Regrettably, there was no list of ingredients on the canned Kafka. No vitamin A or partially hydrogenated soybean oil, no modified food starch, chicken stock, cockroach wings or Shara’s dreams. I guess this is what makes him so fun to contemplate. Once I played a practical joke on my mom in which I removed all the labels from the canned goods in the pantry. I didn’t want to get in too much trouble, so I marked some symbols on the metal with a marker and made a key to the contents. My mom threw away the key and preferred instead to shake the cans, feel their weight, and guess what might be in them. (She was impressively accurate.) So we’re left with the prospect of shaking and weighing Kafka’s can, though I didn’t actually, physically do it; it seemed irreverent. Would I have been able to feel the weight of my dreams if they had been in there? Could I have recognized their peculiar sound, sloshing around in the can with thousands of others?
I’m home now, thousands of miles from central Europe. And my dreams have regained their twisted vivacity. I wake up at night inside a castle and it takes me a long time to figure out how to reach my bathroom to pee. So I’m really wondering about the line theory. Let’s say there is in fact a ley line in Victoria that runs through the city giving people the power to be reincarnated as ghosts or something, perhaps improving the luminescence of unhappy souls. Now, how far do these lines run, do you think? Victoria lies at 48°25 latitude. Bratislava is situated on 48°09 latitude. This equates to a variance of about 18.5 miles. I don’t know precisely how straight these lines are supposed to be. A discrepancy of 18.5 miles across half the globe seems pretty mild. What if the closest afterlife ley line to Prague is this one at latitude 48 (Prague is at 50°05), so Kafka turns up post mortum, repackaged, in Bratislava? His naked metal can would have once been shiny, reflecting light rather spectacularly; blinding you, even, if it caught a sun’s ray just right as it attempted to penetrate the silver. For the brief moment that Kafka existed without clothing, a plain tin can, it must have been existentially quite painful. Again, a duality: locked inside the darkness of a can that’s radiating brilliance on its other side. Then at last the black suit, glued on tightly, seducing the light into its wood pulp to be absorbed into eternity, for it will never exit the label and return to its origin.

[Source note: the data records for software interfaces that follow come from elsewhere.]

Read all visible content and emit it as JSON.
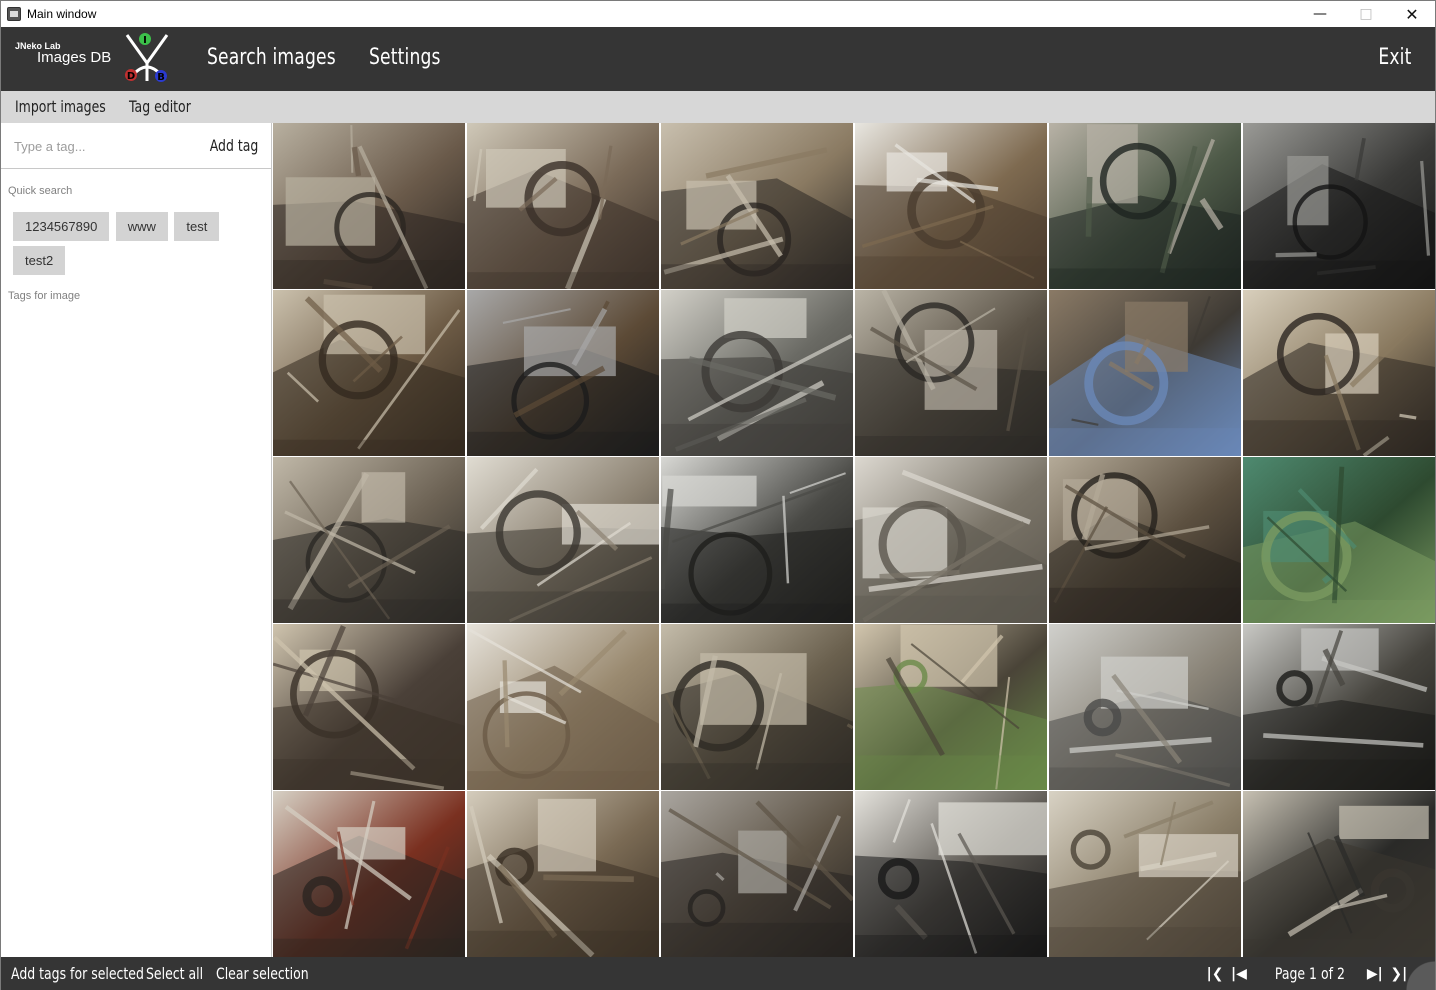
{
  "window": {
    "title": "Main window"
  },
  "header": {
    "logo_small": "JNeko Lab",
    "logo_big": "Images DB",
    "logo_letters": [
      "I",
      "D",
      "B"
    ],
    "nav": {
      "search": "Search images",
      "settings": "Settings",
      "exit": "Exit"
    }
  },
  "subbar": {
    "import": "Import images",
    "tag_editor": "Tag editor"
  },
  "sidebar": {
    "tag_input_placeholder": "Type a tag...",
    "add_tag": "Add tag",
    "quick_search_label": "Quick search",
    "quick_tags": [
      "1234567890",
      "www",
      "test",
      "test2"
    ],
    "tags_for_image_label": "Tags for image"
  },
  "gallery": {
    "columns": 6,
    "rows": 5,
    "thumbnails": [
      {
        "subject": "car interior steering wheel",
        "palette": [
          "#2b2520",
          "#b8b0a0",
          "#6a5a4a"
        ]
      },
      {
        "subject": "car interior seat",
        "palette": [
          "#3a3028",
          "#cfc8b8",
          "#7a6a58"
        ]
      },
      {
        "subject": "car door open insulation",
        "palette": [
          "#2a2622",
          "#c8bfae",
          "#8a7a62"
        ]
      },
      {
        "subject": "white door panel",
        "palette": [
          "#4a3c2e",
          "#e8e6e0",
          "#7e6a50"
        ]
      },
      {
        "subject": "dashboard wiring",
        "palette": [
          "#1e2420",
          "#b8b2a6",
          "#4e5a48"
        ]
      },
      {
        "subject": "instrument cluster",
        "palette": [
          "#141414",
          "#9a9a96",
          "#3a3a38"
        ]
      },
      {
        "subject": "car interior floor",
        "palette": [
          "#33291f",
          "#cbc1ad",
          "#6e5c46"
        ]
      },
      {
        "subject": "dashboard wires foil",
        "palette": [
          "#1c1c1c",
          "#a8a8a8",
          "#5c4a36"
        ]
      },
      {
        "subject": "engine bay firewall",
        "palette": [
          "#3c3a36",
          "#d2d0c8",
          "#6a6a64"
        ]
      },
      {
        "subject": "engine block",
        "palette": [
          "#2a2824",
          "#bab4a6",
          "#5a5246"
        ]
      },
      {
        "subject": "brown sedan outdoors",
        "palette": [
          "#6a88b8",
          "#8a7a66",
          "#3e3a34"
        ]
      },
      {
        "subject": "car interior insulation",
        "palette": [
          "#2c2620",
          "#d8cfbc",
          "#8a7a60"
        ]
      },
      {
        "subject": "dashboard from rear",
        "palette": [
          "#2a2824",
          "#c0b8a8",
          "#6c6254"
        ]
      },
      {
        "subject": "door pillar",
        "palette": [
          "#3a3630",
          "#e0dcd2",
          "#8c8272"
        ]
      },
      {
        "subject": "steering wheel dashboard",
        "palette": [
          "#1e1e1c",
          "#d8d8d4",
          "#4a4a46"
        ]
      },
      {
        "subject": "window frame interior",
        "palette": [
          "#5a554c",
          "#dcd8d0",
          "#7a7468"
        ]
      },
      {
        "subject": "dashboard wiring rear view",
        "palette": [
          "#24201c",
          "#b4aa98",
          "#5c5040"
        ]
      },
      {
        "subject": "green car in grass",
        "palette": [
          "#7a9a60",
          "#4e8a70",
          "#2e4a30"
        ]
      },
      {
        "subject": "rear seats",
        "palette": [
          "#3a3128",
          "#cfc4ae",
          "#4a4038"
        ]
      },
      {
        "subject": "white seat interior",
        "palette": [
          "#6a5a46",
          "#e6e2da",
          "#9a8a70"
        ]
      },
      {
        "subject": "interior front view",
        "palette": [
          "#2e2a24",
          "#c4bcaa",
          "#6a604e"
        ]
      },
      {
        "subject": "beige sedan front",
        "palette": [
          "#6a8a48",
          "#d2c6ae",
          "#4a4438"
        ]
      },
      {
        "subject": "chrome grille headlight",
        "palette": [
          "#4a4a48",
          "#d0d0cc",
          "#8a8478"
        ]
      },
      {
        "subject": "steering wheel close",
        "palette": [
          "#1a1a18",
          "#c8c8c4",
          "#46443e"
        ]
      },
      {
        "subject": "beige sedan rear garage",
        "palette": [
          "#2a2420",
          "#d6d0c4",
          "#7a3020"
        ]
      },
      {
        "subject": "door interior panel",
        "palette": [
          "#3a3024",
          "#d4ccbc",
          "#7a6a54"
        ]
      },
      {
        "subject": "floor wiring foil",
        "palette": [
          "#262320",
          "#aaa6a0",
          "#5e5446"
        ]
      },
      {
        "subject": "dashboard black panel",
        "palette": [
          "#181818",
          "#e4e2dc",
          "#5a5650"
        ]
      },
      {
        "subject": "door frame pillar",
        "palette": [
          "#4a4236",
          "#d8d2c4",
          "#8a7e68"
        ]
      },
      {
        "subject": "engine bay top",
        "palette": [
          "#3a3630",
          "#c6c0b2",
          "#2a2a28"
        ]
      }
    ]
  },
  "footer": {
    "add_tags_for_selected": "Add tags for selected",
    "select_all": "Select all",
    "clear_selection": "Clear selection",
    "page_text": "Page 1 of 2",
    "current_page": 1,
    "total_pages": 2,
    "icons": [
      "first-page-icon",
      "prev-page-icon",
      "next-page-icon",
      "last-page-icon"
    ]
  }
}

I mostly exist at latitude 39°57. My cabinets are some sort of golden brown wood with black grain, and a little grimy on the bottom. White shelves with flowered shelf paper. There’s nothing remarkable here except in my dream world, thankfully restored. There’s no George Orr to dream a Kafka-like world into reality: food here does not fall from the sky to hungry dogs. I must buy it and store it in the cupboard, then later open it with a tool, and if I’m at all civil, empty it into a clean bowl. Someday the canned Kafka might be hungrily opened with the same mundaneness, when the world runs dry of dream and bizarre and carnivalesque thought.
Maybe I’m packed somewhere far away in my own tin can and I don’t even know it. All my dreams from that Bohemian period might be stuck inside a capped cylinder. Maybe that can of Kafka contains his own dreams, his real dreams from when he was asleep, a life stolen from him. Perhaps it was the unique dissolution of boundaries in Bratislava—where metal and flesh share human form, abandoned decay shares walls with five stars, libraries loan their great authors to kitchen pantries—that created a temporary permeability. For there I was, sick as a dog, in the communist hotel, my mental state so weakened, George Orr dreaming other realities into existence in the hands of my husband, my physical state dissolved into such depravity, that for that brief time, that interlude in my travels, I didn’t have to sleep to dream.
Published in Cutbank 76